Can You Freeze Skin Tags With Dry Ice?

By on
Can You Freeze Skin Tags With Dry Ice?

No, it is not recommended to freeze skin tags with dry ice at home as it can potentially cause burns, scars, and tissue damage. Instead, consult a dermatologist for safe and effective removal methods like cryotherapy or excision.

Safe Skin Tag Removal

Using dry ice to remove skin tags at home increases the risk of burns, scars, and tissue damage. Professional methods are safer and more effective. Skincare Logix, a blog about skincare, advises readers to consult a dermatologist for appropriate skin tags removal methods.

Dry Ice vs. Cryotherapy for Skin Tags

While dry ice and cryotherapy both involve freezing at low temperatures, cryotherapy uses controlled liquid nitrogen to remove skin tags. It is a medical procedure conducted by a dermatologist, ensuring targeted and safe treatment while minimizing risks.

Alternatives to Dry Ice for Skin Tags Removal

Apart from cryotherapy, there are other dermatologist-recommended methods for removing skin tags. These include excision, cauterization, or using an over-the-counter skin tags remover like creams or patches.

Can You Freeze Skin Tags With Dry Ice?

Many people search for at-home remedies for skin tags, and using dry ice is one method that often comes up. However, Skincare Logix, a blog about skincare, strongly advises against using dry ice to remove skin tags at home.

Why Dry Ice Is Not Suitable for Skin Tag Removal

Dry ice, or solid carbon dioxide, has an extremely low temperature (-78.5°C or -109.3°F). Applying it directly to skin tags can lead to severe damage to the surrounding skin, resulting in burns, blisters, and scarring. It can also cause tissue death (necrosis), which could lead to additional complications or infections.

Safe Skin Tag Removal Options

When it comes to removing skin tags, it’s best to leave it to the professionals. There are several safe and effective removal methods offered by dermatologists, which minimize risks and provide optimal results.


Unlike dry ice, cryotherapy uses liquid nitrogen to freeze and remove skin tags. It is a precise and controlled procedure performed by a dermatologist, ensuring a targeted removal with minimal side effects.


A dermatologist may also choose to excise a skin tag, which involves cutting it off with a surgical scalpel or scissors.

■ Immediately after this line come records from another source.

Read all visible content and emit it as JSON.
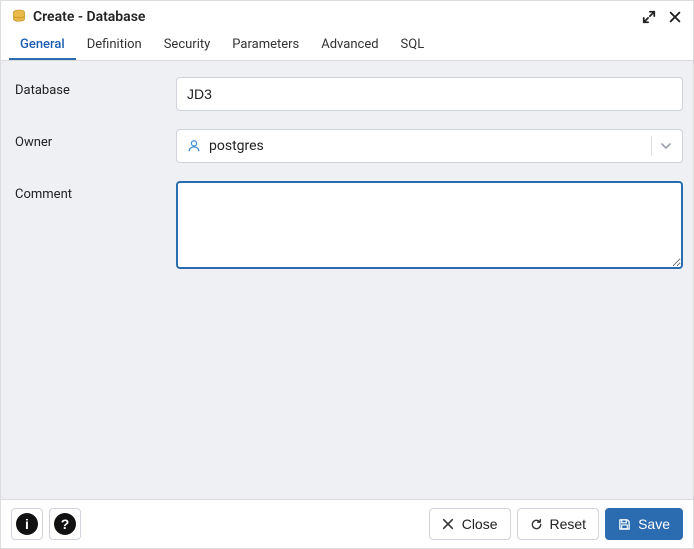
{
  "titlebar": {
    "title": "Create - Database"
  },
  "tabs": [
    {
      "label": "General",
      "active": true
    },
    {
      "label": "Definition",
      "active": false
    },
    {
      "label": "Security",
      "active": false
    },
    {
      "label": "Parameters",
      "active": false
    },
    {
      "label": "Advanced",
      "active": false
    },
    {
      "label": "SQL",
      "active": false
    }
  ],
  "form": {
    "database": {
      "label": "Database",
      "value": "JD3"
    },
    "owner": {
      "label": "Owner",
      "value": "postgres"
    },
    "comment": {
      "label": "Comment",
      "value": ""
    }
  },
  "footer": {
    "close": "Close",
    "reset": "Reset",
    "save": "Save"
  }
}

This method effectively removes the skin tag with minimal discomfort and reduces the risk of scarring.


Cauterization involves burning the skin tag, with either an electrical device or a heated instrument, to remove it and seal the wound. This method is another safe option when performed by a trained medical professional.

Over-The-Counter Skin Tag Removers

While a dermatologist’s intervention is the safest way to remove skin tags, there are also some over-the-counter skin tags remover options available. These products typically involve creams or patches that can be applied to smaller skin tags to aid in their removal. However, Skincare Logix recommends reading product reviews and consulting with a dermatologist before using any at-home treatments for skin tags.

FAQs About Skin Tags and Dry Ice

After learning about the risks associated with using dry ice to remove skin tags, you may have additional questions. Here are some commonly asked questions and concise answers to guide you further in understanding skin tags and their safe removal.

What are skin tags?

Skin tags are small, benign growths that commonly appear in areas where the skin folds or rubs together, such as the neck, armpits, and groin. They consist of soft, hanging skin and are usually harmless but can be a cosmetic concern for some individuals.

Why do skin tags form?

Skin tags form when skin cells (fibroblasts) and blood vessels cluster together and become trapped in a thickened layer of skin. They commonly occur due to skin friction, genetics, hormonal changes, obesity, or conditions such as insulin resistance.

What should I do if a skin tag becomes painful or changes in appearance?

If you notice any changes in a skin tag’s color, size, shape, or it becomes painful or bleeds, consult a dermatologist. They can assess the skin tag and determine if further treatment or removal is necessary.

Can skin tags be prevented?

There is no guaranteed way to prevent skin tags, as their formation is often due to genetics, hormones, or other uncontrollable factors. However, maintaining a healthy weight, avoiding tight clothing or jewelry that rubs the skin, and using talcum powder on skin folds can help minimize friction and reduce the risk of developing skin tags.

How long does it take for a skin tag to heal after professional removal?

The healing process after skin tag removal depends on the method used and the size of the skin tag. Generally, healing takes about 1 to 2 weeks, during which proper wound care is essential to prevent infection and promote optimal healing.